[Task brief] Search the records for "three". Copy every line where it appears.

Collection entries
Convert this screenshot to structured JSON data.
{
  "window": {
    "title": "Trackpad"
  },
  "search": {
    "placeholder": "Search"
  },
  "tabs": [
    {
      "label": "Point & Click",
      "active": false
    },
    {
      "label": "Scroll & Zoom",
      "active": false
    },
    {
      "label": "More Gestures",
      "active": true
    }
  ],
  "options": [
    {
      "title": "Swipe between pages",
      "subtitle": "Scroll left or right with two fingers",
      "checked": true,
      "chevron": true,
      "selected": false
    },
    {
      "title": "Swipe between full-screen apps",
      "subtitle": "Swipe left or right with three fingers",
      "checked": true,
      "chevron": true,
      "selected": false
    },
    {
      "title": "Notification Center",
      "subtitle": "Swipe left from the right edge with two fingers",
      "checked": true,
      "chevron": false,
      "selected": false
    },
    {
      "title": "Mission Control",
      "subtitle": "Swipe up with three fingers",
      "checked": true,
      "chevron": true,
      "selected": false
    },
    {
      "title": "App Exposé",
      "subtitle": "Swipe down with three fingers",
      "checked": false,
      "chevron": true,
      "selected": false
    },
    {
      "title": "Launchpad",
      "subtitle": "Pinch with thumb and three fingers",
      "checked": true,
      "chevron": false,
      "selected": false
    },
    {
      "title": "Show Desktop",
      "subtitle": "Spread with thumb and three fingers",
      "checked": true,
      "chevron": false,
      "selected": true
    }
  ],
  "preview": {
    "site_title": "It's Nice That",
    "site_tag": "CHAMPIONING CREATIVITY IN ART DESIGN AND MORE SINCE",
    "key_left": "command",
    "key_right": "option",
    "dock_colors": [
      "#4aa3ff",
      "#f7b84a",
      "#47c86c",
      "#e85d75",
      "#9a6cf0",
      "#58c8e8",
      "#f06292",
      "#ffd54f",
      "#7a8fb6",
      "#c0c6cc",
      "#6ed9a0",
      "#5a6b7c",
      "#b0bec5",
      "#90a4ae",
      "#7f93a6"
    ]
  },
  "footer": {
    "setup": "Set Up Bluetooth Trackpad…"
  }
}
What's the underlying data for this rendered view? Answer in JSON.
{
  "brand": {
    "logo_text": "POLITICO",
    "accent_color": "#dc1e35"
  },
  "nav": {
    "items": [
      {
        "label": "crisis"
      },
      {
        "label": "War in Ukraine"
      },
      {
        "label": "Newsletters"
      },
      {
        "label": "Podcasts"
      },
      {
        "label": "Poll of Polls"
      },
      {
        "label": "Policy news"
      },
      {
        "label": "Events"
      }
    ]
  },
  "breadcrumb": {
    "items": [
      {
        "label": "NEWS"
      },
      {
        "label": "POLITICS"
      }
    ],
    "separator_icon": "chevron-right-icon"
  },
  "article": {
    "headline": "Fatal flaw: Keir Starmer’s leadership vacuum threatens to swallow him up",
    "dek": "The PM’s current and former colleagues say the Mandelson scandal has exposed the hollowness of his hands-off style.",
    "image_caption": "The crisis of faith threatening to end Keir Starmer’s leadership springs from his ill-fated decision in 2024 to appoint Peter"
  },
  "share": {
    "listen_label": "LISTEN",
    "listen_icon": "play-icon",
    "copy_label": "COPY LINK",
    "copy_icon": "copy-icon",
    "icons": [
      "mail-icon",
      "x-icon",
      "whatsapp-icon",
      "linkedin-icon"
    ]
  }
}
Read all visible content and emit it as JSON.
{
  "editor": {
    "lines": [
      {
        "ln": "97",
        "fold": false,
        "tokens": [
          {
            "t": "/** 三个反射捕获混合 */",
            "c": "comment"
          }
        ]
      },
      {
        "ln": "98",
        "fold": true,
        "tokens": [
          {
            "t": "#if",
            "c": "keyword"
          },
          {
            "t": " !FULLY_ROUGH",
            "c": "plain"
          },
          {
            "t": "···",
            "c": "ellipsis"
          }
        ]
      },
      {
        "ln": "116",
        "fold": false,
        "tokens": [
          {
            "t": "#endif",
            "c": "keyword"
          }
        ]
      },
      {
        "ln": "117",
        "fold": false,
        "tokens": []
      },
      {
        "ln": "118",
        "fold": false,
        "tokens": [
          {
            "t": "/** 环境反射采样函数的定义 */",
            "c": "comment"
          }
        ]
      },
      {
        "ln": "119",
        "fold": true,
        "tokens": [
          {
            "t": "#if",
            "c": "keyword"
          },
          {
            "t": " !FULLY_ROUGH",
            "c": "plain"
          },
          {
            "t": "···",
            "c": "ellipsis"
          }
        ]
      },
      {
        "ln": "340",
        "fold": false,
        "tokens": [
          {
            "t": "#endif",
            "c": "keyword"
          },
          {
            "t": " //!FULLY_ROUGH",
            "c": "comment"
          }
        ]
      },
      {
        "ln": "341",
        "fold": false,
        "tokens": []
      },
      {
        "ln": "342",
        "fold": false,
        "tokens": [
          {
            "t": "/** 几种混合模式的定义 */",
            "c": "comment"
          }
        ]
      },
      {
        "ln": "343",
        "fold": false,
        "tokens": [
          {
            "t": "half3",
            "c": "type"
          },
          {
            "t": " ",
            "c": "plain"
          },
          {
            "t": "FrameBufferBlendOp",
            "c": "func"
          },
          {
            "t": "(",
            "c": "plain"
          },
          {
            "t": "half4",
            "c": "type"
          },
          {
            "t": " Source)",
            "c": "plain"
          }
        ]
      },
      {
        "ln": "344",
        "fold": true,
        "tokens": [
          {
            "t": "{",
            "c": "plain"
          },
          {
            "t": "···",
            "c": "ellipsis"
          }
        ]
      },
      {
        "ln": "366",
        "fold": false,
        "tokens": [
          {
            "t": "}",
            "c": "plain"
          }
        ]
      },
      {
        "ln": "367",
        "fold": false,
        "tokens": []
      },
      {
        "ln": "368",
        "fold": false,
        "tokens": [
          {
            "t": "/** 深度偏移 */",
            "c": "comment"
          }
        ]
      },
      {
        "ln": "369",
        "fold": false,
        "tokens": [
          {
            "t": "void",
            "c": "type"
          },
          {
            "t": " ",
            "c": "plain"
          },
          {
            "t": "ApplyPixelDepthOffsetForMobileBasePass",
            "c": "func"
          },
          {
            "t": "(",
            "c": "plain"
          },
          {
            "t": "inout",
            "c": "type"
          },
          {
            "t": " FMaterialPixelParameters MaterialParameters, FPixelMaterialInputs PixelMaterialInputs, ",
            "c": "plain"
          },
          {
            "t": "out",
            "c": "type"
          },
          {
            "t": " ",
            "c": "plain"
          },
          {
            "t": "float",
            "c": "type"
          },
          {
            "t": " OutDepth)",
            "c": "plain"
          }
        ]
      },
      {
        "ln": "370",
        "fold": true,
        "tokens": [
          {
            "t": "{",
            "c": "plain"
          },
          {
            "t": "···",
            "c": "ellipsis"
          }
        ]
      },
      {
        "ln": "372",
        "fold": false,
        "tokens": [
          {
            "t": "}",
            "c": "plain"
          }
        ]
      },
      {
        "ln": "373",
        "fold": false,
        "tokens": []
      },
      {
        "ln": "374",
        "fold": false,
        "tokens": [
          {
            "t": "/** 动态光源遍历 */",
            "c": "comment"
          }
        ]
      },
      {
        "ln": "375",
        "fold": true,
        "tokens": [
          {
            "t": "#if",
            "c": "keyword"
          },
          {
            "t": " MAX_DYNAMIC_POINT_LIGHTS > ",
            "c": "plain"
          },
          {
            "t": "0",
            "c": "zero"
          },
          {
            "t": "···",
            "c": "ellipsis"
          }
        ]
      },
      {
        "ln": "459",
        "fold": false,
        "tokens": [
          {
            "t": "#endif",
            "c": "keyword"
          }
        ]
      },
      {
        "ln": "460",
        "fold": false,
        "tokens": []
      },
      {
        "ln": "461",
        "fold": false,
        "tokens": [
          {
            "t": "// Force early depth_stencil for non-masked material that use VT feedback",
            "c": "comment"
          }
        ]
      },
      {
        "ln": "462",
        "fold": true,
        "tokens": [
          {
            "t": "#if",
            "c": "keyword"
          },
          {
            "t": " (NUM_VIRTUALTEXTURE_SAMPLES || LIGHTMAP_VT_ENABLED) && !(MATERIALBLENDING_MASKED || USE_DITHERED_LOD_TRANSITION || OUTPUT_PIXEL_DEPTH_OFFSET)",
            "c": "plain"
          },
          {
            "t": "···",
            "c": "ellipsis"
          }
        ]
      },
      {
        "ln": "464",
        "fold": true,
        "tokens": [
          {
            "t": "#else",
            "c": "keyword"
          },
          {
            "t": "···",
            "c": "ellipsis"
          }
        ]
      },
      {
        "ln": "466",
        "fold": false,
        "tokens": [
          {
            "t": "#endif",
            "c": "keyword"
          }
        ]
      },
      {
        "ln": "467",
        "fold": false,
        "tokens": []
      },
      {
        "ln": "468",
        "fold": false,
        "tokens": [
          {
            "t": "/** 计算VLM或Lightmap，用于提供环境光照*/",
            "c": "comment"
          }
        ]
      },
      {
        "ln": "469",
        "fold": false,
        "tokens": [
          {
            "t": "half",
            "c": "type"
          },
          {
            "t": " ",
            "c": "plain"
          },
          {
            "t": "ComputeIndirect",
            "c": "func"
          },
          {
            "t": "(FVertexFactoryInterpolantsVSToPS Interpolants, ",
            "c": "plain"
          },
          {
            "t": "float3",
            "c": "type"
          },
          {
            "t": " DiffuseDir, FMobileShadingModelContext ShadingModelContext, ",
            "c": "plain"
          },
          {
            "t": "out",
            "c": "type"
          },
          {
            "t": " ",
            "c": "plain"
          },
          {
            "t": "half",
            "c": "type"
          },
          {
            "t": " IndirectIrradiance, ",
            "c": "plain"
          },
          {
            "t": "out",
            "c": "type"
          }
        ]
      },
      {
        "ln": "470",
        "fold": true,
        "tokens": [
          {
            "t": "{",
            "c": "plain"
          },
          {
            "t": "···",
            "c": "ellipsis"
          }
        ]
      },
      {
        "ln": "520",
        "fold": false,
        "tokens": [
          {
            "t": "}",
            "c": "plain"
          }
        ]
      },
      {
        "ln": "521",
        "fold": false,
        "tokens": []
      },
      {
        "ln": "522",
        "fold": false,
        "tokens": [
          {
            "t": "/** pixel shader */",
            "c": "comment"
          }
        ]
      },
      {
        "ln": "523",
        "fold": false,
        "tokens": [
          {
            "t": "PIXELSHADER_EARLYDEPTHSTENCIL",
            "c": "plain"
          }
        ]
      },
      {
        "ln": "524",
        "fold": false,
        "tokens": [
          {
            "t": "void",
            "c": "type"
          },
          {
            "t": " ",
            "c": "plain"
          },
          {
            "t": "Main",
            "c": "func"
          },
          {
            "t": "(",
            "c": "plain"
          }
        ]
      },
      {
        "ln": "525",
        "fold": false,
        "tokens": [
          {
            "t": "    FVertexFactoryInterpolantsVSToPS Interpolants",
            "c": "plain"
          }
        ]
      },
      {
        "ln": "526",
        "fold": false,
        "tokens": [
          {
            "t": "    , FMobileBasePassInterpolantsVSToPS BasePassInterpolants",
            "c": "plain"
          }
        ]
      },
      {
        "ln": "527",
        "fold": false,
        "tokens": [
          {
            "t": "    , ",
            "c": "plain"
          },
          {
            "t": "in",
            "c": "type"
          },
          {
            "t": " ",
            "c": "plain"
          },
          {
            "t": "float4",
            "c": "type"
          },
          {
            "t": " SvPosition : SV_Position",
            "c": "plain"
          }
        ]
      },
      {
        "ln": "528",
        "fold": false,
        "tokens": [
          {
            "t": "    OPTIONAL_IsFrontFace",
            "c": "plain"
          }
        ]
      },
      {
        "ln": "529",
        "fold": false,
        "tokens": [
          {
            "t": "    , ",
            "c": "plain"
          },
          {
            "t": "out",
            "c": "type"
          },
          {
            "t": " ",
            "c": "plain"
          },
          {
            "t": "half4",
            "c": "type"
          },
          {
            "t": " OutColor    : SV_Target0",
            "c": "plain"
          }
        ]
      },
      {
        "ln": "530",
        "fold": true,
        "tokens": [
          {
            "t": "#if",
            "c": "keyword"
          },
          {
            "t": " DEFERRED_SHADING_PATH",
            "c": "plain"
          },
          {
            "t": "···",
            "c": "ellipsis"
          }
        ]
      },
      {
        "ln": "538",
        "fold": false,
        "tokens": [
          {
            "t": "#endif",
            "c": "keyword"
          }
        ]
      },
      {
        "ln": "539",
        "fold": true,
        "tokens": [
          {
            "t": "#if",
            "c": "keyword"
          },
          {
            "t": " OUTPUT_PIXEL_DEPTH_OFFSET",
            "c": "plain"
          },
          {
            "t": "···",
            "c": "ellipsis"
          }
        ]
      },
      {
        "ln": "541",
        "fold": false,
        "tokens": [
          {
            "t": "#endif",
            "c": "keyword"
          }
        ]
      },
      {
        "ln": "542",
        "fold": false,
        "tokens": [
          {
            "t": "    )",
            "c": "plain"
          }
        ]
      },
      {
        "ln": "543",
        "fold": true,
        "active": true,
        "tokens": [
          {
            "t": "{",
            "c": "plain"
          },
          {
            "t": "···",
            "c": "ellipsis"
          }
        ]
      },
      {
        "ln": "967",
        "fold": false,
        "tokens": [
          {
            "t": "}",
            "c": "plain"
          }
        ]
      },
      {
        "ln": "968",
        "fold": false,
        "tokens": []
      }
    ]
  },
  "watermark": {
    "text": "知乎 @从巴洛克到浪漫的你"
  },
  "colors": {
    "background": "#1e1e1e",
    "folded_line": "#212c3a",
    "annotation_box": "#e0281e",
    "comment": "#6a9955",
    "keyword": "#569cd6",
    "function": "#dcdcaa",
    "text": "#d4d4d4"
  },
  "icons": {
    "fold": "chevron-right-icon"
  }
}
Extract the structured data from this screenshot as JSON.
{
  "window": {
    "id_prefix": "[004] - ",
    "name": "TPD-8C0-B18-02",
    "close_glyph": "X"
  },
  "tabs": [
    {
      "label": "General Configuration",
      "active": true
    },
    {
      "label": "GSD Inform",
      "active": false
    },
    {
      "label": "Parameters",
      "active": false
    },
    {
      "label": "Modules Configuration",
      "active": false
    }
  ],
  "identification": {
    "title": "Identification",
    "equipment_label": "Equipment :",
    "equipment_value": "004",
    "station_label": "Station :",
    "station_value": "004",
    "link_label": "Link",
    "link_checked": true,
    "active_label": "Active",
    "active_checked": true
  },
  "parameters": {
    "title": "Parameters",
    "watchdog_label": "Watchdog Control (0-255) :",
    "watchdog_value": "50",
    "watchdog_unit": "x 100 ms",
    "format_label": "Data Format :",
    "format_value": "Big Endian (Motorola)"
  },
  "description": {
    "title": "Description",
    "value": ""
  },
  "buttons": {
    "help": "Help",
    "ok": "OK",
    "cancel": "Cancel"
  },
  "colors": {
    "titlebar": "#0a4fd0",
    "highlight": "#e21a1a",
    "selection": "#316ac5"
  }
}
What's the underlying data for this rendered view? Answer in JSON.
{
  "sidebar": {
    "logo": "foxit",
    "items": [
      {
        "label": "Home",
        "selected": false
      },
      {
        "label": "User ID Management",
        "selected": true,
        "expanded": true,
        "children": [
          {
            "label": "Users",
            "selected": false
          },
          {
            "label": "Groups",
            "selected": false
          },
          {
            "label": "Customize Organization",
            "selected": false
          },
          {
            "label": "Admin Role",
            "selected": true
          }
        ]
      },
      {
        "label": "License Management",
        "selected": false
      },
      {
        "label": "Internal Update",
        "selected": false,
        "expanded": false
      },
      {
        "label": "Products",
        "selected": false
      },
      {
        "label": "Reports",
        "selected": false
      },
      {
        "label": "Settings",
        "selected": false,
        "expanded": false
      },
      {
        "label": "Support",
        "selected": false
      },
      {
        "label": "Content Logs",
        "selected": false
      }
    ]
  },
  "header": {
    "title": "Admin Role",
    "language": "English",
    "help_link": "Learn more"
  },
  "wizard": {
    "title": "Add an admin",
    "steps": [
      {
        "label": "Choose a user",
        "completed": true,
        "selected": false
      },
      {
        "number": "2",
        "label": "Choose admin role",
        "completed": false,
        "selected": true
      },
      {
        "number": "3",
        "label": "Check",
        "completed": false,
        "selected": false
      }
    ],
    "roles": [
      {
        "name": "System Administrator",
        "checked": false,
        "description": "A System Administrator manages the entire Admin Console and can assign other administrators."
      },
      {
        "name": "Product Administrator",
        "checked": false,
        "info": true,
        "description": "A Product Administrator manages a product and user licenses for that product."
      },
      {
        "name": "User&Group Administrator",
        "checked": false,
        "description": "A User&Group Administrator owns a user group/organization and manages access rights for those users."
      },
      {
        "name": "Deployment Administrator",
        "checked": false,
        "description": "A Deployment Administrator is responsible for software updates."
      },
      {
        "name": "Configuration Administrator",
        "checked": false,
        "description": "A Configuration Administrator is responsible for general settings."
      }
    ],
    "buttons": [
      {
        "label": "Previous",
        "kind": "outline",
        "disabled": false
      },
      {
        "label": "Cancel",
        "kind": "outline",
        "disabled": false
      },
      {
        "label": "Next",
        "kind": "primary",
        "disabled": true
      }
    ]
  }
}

[Your response]
      "subtitle": "Swipe left or right with three fingers",
      "subtitle": "Swipe up with three fingers",
      "subtitle": "Swipe down with three fingers",
      "subtitle": "Pinch with thumb and three fingers",
      "subtitle": "Spread with thumb and three fingers",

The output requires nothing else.